[Element data from apps and pages]
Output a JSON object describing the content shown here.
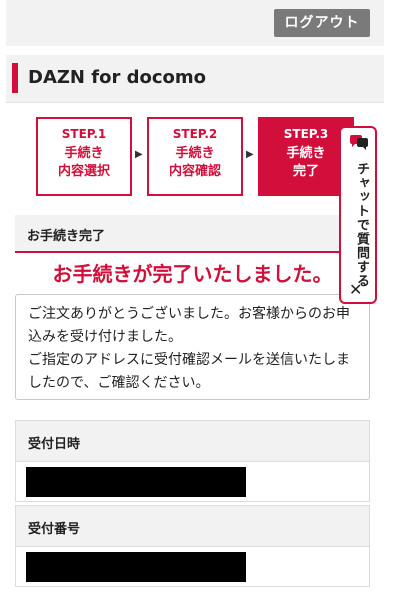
{
  "header": {
    "logout_label": "ログアウト"
  },
  "page": {
    "title": "DAZN for docomo"
  },
  "steps": [
    {
      "number": "STEP.1",
      "label_line1": "手続き",
      "label_line2": "内容選択",
      "active": false
    },
    {
      "number": "STEP.2",
      "label_line1": "手続き",
      "label_line2": "内容確認",
      "active": false
    },
    {
      "number": "STEP.3",
      "label_line1": "手続き",
      "label_line2": "完了",
      "active": true
    }
  ],
  "chat": {
    "label": "チャットで質問する",
    "close": "✕",
    "icon": "chat-bubble-icon"
  },
  "section": {
    "heading": "お手続き完了",
    "message": "お手続きが完了いたしました。",
    "notice_line1": "ご注文ありがとうございました。お客様からのお申込みを受け付けました。",
    "notice_line2": "ご指定のアドレスに受付確認メールを送信いたしましたので、ご確認ください。"
  },
  "info": {
    "reception_datetime_label": "受付日時",
    "reception_number_label": "受付番号"
  },
  "colors": {
    "accent": "#d10f3a",
    "panel": "#f2f2f2",
    "button": "#7a7a7a"
  }
}
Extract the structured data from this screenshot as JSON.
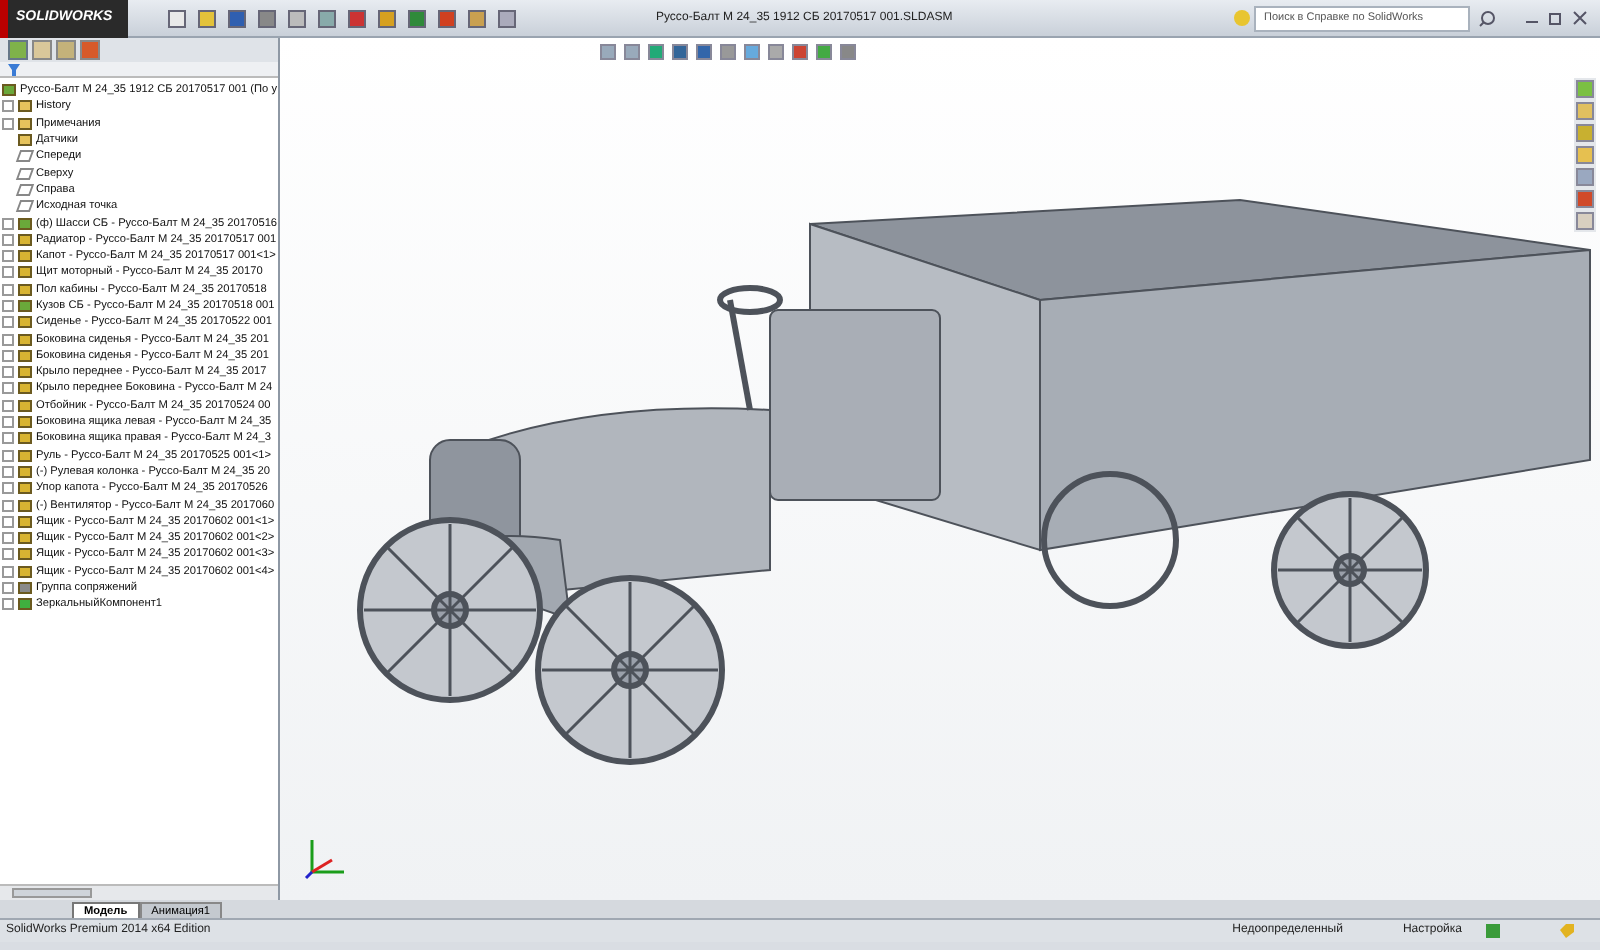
{
  "app": {
    "logo": "SOLIDWORKS",
    "title": "Руссо-Балт М 24_35 1912 СБ  20170517 001.SLDASM",
    "search": {
      "placeholder": "Поиск в Справке по SolidWorks"
    }
  },
  "tree": {
    "root": "Руссо-Балт М 24_35 1912 СБ  20170517 001  (По у",
    "items": [
      {
        "kind": "folder",
        "label": "History",
        "expander": true
      },
      {
        "kind": "folder",
        "label": "Примечания",
        "expander": true
      },
      {
        "kind": "folder",
        "label": "Датчики",
        "expander": false
      },
      {
        "kind": "plane",
        "label": "Спереди",
        "expander": false
      },
      {
        "kind": "plane",
        "label": "Сверху",
        "expander": false
      },
      {
        "kind": "plane",
        "label": "Справа",
        "expander": false
      },
      {
        "kind": "origin",
        "label": "Исходная точка",
        "expander": false
      },
      {
        "kind": "assembly",
        "label": "(ф) Шасси СБ - Руссо-Балт М 24_35  20170516",
        "expander": true
      },
      {
        "kind": "part",
        "label": "Радиатор - Руссо-Балт М 24_35  20170517 001",
        "expander": true
      },
      {
        "kind": "part",
        "label": "Капот - Руссо-Балт М 24_35  20170517 001<1>",
        "expander": true
      },
      {
        "kind": "part",
        "label": "Щит моторный - Руссо-Балт М 24_35  20170",
        "expander": true
      },
      {
        "kind": "part",
        "label": "Пол кабины - Руссо-Балт М 24_35  20170518",
        "expander": true
      },
      {
        "kind": "assembly",
        "label": "Кузов СБ - Руссо-Балт М 24_35  20170518 001",
        "expander": true
      },
      {
        "kind": "part",
        "label": "Сиденье - Руссо-Балт М 24_35  20170522 001",
        "expander": true
      },
      {
        "kind": "part",
        "label": "Боковина сиденья - Руссо-Балт М 24_35  201",
        "expander": true
      },
      {
        "kind": "part",
        "label": "Боковина сиденья - Руссо-Балт М 24_35  201",
        "expander": true
      },
      {
        "kind": "part",
        "label": "Крыло переднее - Руссо-Балт М 24_35  2017",
        "expander": true
      },
      {
        "kind": "part",
        "label": "Крыло переднее Боковина - Руссо-Балт М 24",
        "expander": true
      },
      {
        "kind": "part",
        "label": "Отбойник - Руссо-Балт М 24_35  20170524 00",
        "expander": true
      },
      {
        "kind": "part",
        "label": "Боковина ящика левая - Руссо-Балт М 24_35",
        "expander": true
      },
      {
        "kind": "part",
        "label": "Боковина ящика правая - Руссо-Балт М 24_3",
        "expander": true
      },
      {
        "kind": "part",
        "label": "Руль - Руссо-Балт М 24_35  20170525 001<1>",
        "expander": true
      },
      {
        "kind": "part",
        "label": "(-) Рулевая колонка - Руссо-Балт М 24_35  20",
        "expander": true
      },
      {
        "kind": "part",
        "label": "Упор капота - Руссо-Балт М 24_35  20170526",
        "expander": true
      },
      {
        "kind": "part",
        "label": "(-) Вентилятор - Руссо-Балт М 24_35  2017060",
        "expander": true
      },
      {
        "kind": "part",
        "label": "Ящик - Руссо-Балт М 24_35  20170602 001<1>",
        "expander": true
      },
      {
        "kind": "part",
        "label": "Ящик - Руссо-Балт М 24_35  20170602 001<2>",
        "expander": true
      },
      {
        "kind": "part",
        "label": "Ящик - Руссо-Балт М 24_35  20170602 001<3>",
        "expander": true
      },
      {
        "kind": "part",
        "label": "Ящик - Руссо-Балт М 24_35  20170602 001<4>",
        "expander": true
      },
      {
        "kind": "mates",
        "label": "Группа сопряжений",
        "expander": true
      },
      {
        "kind": "mirror",
        "label": "ЗеркальныйКомпонент1",
        "expander": true
      }
    ]
  },
  "tabs": [
    {
      "label": "Модель",
      "selected": true
    },
    {
      "label": "Анимация1",
      "selected": false
    }
  ],
  "status_bar": {
    "edition": "SolidWorks Premium 2014 x64 Edition",
    "state": "Недоопределенный",
    "units": "Настройка"
  }
}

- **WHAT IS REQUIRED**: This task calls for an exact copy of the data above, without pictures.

- **ANSWER AREA**:
Output a JSON object describing the content shown here.
{
  "header": {
    "logout_label": "ログアウト"
  },
  "page": {
    "title": "DAZN for docomo"
  },
  "steps": [
    {
      "number": "STEP.1",
      "label_line1": "手続き",
      "label_line2": "内容選択",
      "active": false
    },
    {
      "number": "STEP.2",
      "label_line1": "手続き",
      "label_line2": "内容確認",
      "active": false
    },
    {
      "number": "STEP.3",
      "label_line1": "手続き",
      "label_line2": "完了",
      "active": true
    }
  ],
  "chat": {
    "label": "チャットで質問する",
    "close": "✕",
    "icon": "chat-bubble-icon"
  },
  "section": {
    "heading": "お手続き完了",
    "message": "お手続きが完了いたしました。",
    "notice_line1": "ご注文ありがとうございました。お客様からのお申込みを受け付けました。",
    "notice_line2": "ご指定のアドレスに受付確認メールを送信いたしましたので、ご確認ください。"
  },
  "info": {
    "reception_datetime_label": "受付日時",
    "reception_number_label": "受付番号"
  },
  "colors": {
    "accent": "#d10f3a",
    "panel": "#f2f2f2",
    "button": "#7a7a7a"
  }
}
Extract the structured data from this screenshot as JSON.
{
  "app": {
    "logo": "SOLIDWORKS",
    "title": "Руссо-Балт М 24_35 1912 СБ  20170517 001.SLDASM",
    "search": {
      "placeholder": "Поиск в Справке по SolidWorks"
    }
  },
  "tree": {
    "root": "Руссо-Балт М 24_35 1912 СБ  20170517 001  (По у",
    "items": [
      {
        "kind": "folder",
        "label": "History",
        "expander": true
      },
      {
        "kind": "folder",
        "label": "Примечания",
        "expander": true
      },
      {
        "kind": "folder",
        "label": "Датчики",
        "expander": false
      },
      {
        "kind": "plane",
        "label": "Спереди",
        "expander": false
      },
      {
        "kind": "plane",
        "label": "Сверху",
        "expander": false
      },
      {
        "kind": "plane",
        "label": "Справа",
        "expander": false
      },
      {
        "kind": "origin",
        "label": "Исходная точка",
        "expander": false
      },
      {
        "kind": "assembly",
        "label": "(ф) Шасси СБ - Руссо-Балт М 24_35  20170516",
        "expander": true
      },
      {
        "kind": "part",
        "label": "Радиатор - Руссо-Балт М 24_35  20170517 001",
        "expander": true
      },
      {
        "kind": "part",
        "label": "Капот - Руссо-Балт М 24_35  20170517 001<1>",
        "expander": true
      },
      {
        "kind": "part",
        "label": "Щит моторный - Руссо-Балт М 24_35  20170",
        "expander": true
      },
      {
        "kind": "part",
        "label": "Пол кабины - Руссо-Балт М 24_35  20170518",
        "expander": true
      },
      {
        "kind": "assembly",
        "label": "Кузов СБ - Руссо-Балт М 24_35  20170518 001",
        "expander": true
      },
      {
        "kind": "part",
        "label": "Сиденье - Руссо-Балт М 24_35  20170522 001",
        "expander": true
      },
      {
        "kind": "part",
        "label": "Боковина сиденья - Руссо-Балт М 24_35  201",
        "expander": true
      },
      {
        "kind": "part",
        "label": "Боковина сиденья - Руссо-Балт М 24_35  201",
        "expander": true
      },
      {
        "kind": "part",
        "label": "Крыло переднее - Руссо-Балт М 24_35  2017",
        "expander": true
      },
      {
        "kind": "part",
        "label": "Крыло переднее Боковина - Руссо-Балт М 24",
        "expander": true
      },
      {
        "kind": "part",
        "label": "Отбойник - Руссо-Балт М 24_35  20170524 00",
        "expander": true
      },
      {
        "kind": "part",
        "label": "Боковина ящика левая - Руссо-Балт М 24_35",
        "expander": true
      },
      {
        "kind": "part",
        "label": "Боковина ящика правая - Руссо-Балт М 24_3",
        "expander": true
      },
      {
        "kind": "part",
        "label": "Руль - Руссо-Балт М 24_35  20170525 001<1>",
        "expander": true
      },
      {
        "kind": "part",
        "label": "(-) Рулевая колонка - Руссо-Балт М 24_35  20",
        "expander": true
      },
      {
        "kind": "part",
        "label": "Упор капота - Руссо-Балт М 24_35  20170526",
        "expander": true
      },
      {
        "kind": "part",
        "label": "(-) Вентилятор - Руссо-Балт М 24_35  2017060",
        "expander": true
      },
      {
        "kind": "part",
        "label": "Ящик - Руссо-Балт М 24_35  20170602 001<1>",
        "expander": true
      },
      {
        "kind": "part",
        "label": "Ящик - Руссо-Балт М 24_35  20170602 001<2>",
        "expander": true
      },
      {
        "kind": "part",
        "label": "Ящик - Руссо-Балт М 24_35  20170602 001<3>",
        "expander": true
      },
      {
        "kind": "part",
        "label": "Ящик - Руссо-Балт М 24_35  20170602 001<4>",
        "expander": true
      },
      {
        "kind": "mates",
        "label": "Группа сопряжений",
        "expander": true
      },
      {
        "kind": "mirror",
        "label": "ЗеркальныйКомпонент1",
        "expander": true
      }
    ]
  },
  "tabs": [
    {
      "label": "Модель",
      "selected": true
    },
    {
      "label": "Анимация1",
      "selected": false
    }
  ],
  "status_bar": {
    "edition": "SolidWorks Premium 2014 x64 Edition",
    "state": "Недоопределенный",
    "units": "Настройка"
  }
}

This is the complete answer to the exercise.